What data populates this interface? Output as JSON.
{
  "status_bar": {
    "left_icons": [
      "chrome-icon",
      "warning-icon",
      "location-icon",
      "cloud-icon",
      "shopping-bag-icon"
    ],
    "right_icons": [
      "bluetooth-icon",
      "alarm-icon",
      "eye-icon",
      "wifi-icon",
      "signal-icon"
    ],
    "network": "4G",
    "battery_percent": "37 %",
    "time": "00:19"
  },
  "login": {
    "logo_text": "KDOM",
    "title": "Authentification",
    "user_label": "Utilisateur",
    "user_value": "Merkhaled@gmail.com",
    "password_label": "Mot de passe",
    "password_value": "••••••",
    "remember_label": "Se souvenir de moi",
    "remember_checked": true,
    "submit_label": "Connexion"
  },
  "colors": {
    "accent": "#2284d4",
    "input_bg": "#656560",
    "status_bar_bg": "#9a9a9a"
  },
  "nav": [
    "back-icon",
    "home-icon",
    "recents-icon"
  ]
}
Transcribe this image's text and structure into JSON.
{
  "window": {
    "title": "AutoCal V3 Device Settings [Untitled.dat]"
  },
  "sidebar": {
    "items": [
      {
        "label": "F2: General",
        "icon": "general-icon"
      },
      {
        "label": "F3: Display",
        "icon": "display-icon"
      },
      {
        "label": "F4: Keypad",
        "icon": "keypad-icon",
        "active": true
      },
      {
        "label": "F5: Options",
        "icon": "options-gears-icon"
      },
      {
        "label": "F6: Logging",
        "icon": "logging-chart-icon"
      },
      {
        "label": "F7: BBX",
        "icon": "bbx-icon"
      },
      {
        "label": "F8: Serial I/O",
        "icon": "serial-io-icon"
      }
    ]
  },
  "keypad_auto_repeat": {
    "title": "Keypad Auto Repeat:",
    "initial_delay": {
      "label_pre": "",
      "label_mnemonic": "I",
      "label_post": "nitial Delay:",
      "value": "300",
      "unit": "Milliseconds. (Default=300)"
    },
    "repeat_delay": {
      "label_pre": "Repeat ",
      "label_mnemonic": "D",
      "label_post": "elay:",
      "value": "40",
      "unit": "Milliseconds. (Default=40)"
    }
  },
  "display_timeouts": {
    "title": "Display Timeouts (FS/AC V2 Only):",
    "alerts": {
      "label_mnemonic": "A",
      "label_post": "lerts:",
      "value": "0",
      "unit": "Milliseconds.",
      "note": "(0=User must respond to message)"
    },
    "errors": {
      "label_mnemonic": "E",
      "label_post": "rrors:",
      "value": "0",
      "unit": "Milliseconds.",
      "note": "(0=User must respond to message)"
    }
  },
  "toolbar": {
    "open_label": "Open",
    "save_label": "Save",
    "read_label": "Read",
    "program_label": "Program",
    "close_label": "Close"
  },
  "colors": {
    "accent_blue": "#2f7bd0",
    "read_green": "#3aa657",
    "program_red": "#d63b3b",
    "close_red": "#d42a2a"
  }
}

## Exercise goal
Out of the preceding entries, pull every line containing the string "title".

## Task result
    "title": "Authentification",
    "title": "AutoCal V3 Device Settings [Untitled.dat]"
    "title": "Keypad Auto Repeat:",
    "title": "Display Timeouts (FS/AC V2 Only):",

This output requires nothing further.